Back to the mojitos. Mojitos are possibly my favorite thing ever, but they can go so terribly wrong that I rarely order them in restaurants and I NEVER order them in Vegas because I swear they make them with Sprite there. This is why I had to figure out how to make them on my own. (Note: the proper method does not involve Sprite. Lemons do not belong anywhere near a mojito. Ever.)

There are two ways I make them, and I outline them both below. I personally prefer the powdered sugar method, but that’s just me. I think the slight grittiness of the sugar helps to release the juice from the mint during the muddling process, and the increased surface area (compared with regular sugar) aids in the proper absorption into the drink. Enough with the chemistry lesson, though, and on with the drinking. The recipe is below.

Mojito Recipe

10 large mint leaves
2 T of powdered sugar (or 2 T of simple syrup)
2 ounces of fresh lime juice (from one medium lime)
8 ounces of soda water (1 cup)
3 ounces of white rum

Tear the mint leaves in half. Place them in the bottom of a sturdy glass or a cocktail shaker. Add either 2 T of simple syrup or 2 T of powdered sugar. Using a muddler (or the end of a wooden spoon), muddle/smash the mint leaves to release the flavor.
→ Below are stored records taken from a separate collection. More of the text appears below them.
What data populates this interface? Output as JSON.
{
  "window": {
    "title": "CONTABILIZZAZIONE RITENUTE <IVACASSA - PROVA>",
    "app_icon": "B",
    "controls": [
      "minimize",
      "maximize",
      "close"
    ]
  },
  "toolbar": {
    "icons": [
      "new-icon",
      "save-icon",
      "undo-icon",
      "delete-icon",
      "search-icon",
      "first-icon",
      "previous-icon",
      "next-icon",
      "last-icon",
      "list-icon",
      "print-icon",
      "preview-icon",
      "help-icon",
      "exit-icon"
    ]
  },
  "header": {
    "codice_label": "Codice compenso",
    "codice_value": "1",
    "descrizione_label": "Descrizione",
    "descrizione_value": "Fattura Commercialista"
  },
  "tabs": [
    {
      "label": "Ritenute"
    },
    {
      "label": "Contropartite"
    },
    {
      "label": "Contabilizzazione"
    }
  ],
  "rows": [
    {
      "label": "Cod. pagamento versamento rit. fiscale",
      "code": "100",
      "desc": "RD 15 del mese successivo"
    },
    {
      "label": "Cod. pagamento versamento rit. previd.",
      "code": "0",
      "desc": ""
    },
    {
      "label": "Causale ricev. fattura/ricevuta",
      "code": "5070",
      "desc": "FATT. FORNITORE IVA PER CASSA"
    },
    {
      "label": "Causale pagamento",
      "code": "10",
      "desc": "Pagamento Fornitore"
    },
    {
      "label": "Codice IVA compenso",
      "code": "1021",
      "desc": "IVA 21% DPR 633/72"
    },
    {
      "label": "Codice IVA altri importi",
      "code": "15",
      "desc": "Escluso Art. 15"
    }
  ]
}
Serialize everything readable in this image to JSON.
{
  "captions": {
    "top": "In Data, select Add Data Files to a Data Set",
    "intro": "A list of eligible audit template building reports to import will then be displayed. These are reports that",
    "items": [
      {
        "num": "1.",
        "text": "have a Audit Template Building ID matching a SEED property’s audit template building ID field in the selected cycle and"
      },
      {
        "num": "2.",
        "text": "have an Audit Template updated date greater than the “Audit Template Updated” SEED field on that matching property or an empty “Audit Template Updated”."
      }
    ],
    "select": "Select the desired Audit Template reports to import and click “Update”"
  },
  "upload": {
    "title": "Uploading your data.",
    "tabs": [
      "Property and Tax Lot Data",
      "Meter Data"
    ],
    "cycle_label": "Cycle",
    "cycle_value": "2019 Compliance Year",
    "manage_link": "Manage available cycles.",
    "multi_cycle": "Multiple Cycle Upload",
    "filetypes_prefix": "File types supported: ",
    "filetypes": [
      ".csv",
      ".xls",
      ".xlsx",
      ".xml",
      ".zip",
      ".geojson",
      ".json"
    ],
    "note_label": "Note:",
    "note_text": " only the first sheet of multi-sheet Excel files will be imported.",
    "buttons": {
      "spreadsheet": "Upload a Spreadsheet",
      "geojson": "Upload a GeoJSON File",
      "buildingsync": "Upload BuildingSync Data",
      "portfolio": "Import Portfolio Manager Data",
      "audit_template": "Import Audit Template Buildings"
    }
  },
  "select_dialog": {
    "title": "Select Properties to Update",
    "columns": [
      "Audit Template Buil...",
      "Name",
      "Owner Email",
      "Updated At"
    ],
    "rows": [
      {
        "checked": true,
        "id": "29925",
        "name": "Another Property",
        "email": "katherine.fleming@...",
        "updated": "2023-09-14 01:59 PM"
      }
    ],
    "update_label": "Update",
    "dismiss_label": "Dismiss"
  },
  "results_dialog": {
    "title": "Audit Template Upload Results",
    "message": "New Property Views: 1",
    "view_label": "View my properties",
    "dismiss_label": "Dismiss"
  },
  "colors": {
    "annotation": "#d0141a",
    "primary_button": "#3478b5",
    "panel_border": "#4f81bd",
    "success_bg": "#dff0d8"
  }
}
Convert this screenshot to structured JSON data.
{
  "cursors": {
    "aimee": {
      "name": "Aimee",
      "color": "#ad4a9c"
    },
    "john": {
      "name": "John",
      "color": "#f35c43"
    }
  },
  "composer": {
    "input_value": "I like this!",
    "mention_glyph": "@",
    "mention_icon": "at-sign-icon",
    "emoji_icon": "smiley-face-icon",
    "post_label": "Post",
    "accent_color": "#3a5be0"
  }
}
Squeeze the fresh lime juice into the glass. Add rum. Pour in soda water. Place ice cubes in a serving glass, and pour the contents of the cocktail shaker (or mixing glass) into the serving glass.

Drink. Smile. Repeat.

This slideshow requires JavaScript.

*Simple Syrup Recipe

1 C water

1 C sugar

Pour the sugar and water into a saucepan. Heat over medium heat, stirring frequently until the sugar dissolves. Cool.